Variable Space

The change in the magnetic flux is the same on both sides. This yields the following equations.


Looking at figure 1, we can tell that: Vs=(3/10)Vp. This Ideal transformer steps the primary voltage down by a factor of 0.3! The number of windings affects how much the transformer will either step up or step down the voltage.  In the example, the primary voltage was reduced by 3/10. This happened because the number of turns on the secondary source was less than the number of turns on the primary source.  This decreases the primary voltage by the ratio between the turns.   This effect could also be used to increase the voltage.  By increasing the number of turns on the secondary source, the primary voltage could also be stepped up.  People with solar systems (120V/240V) that produce more energy than their household consumes have to step up to the medium voltage range (12kV) in order to send energy back to the utility grid.

When choosing a transformer in a PV system, it is important to select the correct power rating and voltage rating on both the primary side and the secondary side of the transformer.  Transformers are typically rated in kVA (kilo* volt * amp).  The kVA rating of the transformer shall match (or be slightly larger than) the kVA rating of the generation source (in our case this is the PV system inverter). The low voltage side of the transformer must match the output voltage of the inverter.  The high voltage side of the transformer must match the grid interconnection voltage supplied on the the utility company transmission / distribution system.  The transformer should be able to handle the power requirements on both the low voltage and high voltage sides.  All this information is taken into account by Blue Oak Energy when designing a PV system. There are other nuances also, such as the transformer efficiency, the coolants types, the bushings, fuses, cabinet features and other options to choose from. It is important to be quite detailed and deliberate when ordering transformers because these electrical products are made-to-order with 4 to 16 week lead times.
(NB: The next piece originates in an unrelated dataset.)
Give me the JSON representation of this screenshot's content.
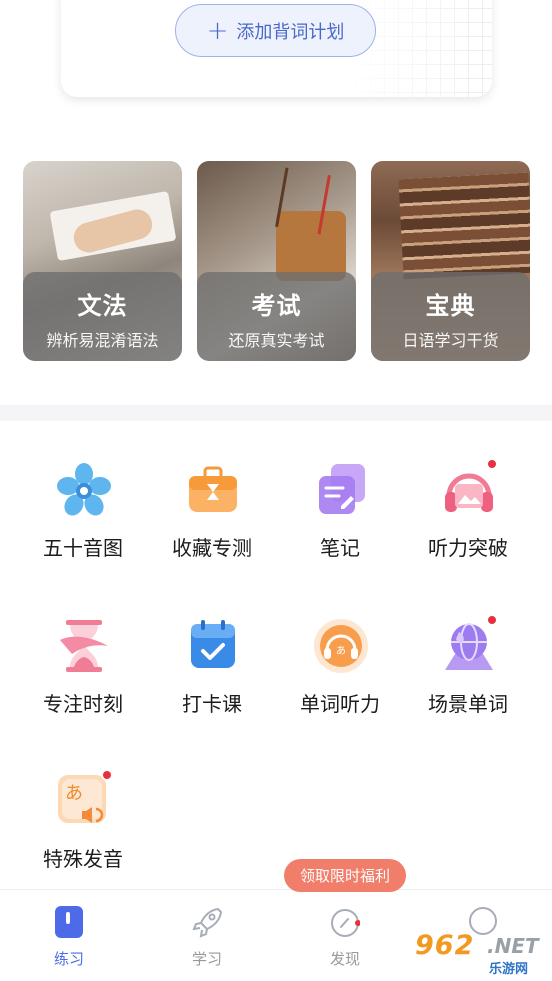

On utility-scale solar energy facilities, voltages are transformed after the inverter for delivery to the utility grid voltage.  A transformer on a solar power facility is primarily used to step-up the voltage to deliver the renewable energy to the utility grid.  However, the transformer has some added benefits in that it provides galvanic isolation between the solar facility and the utility grid.  A transformer is essentially and air gap between two conductor windings.  This galvanic isolation is used for safety and equipment protection by preventing ground fault loops.

These are the basic operative points behind transformers, how they work and why they are important as a primary component on solar electric power plants.  Transformers come in all shapes and sizes with many different features.  When selecting a transformer for your next commercial solar energy system or utility scale solar power facility, please give Blue Oak Energy a call and request a look at your specific situation.

For more information like this, please visit view Transformer Basics Tech Talk #8 in a video format at: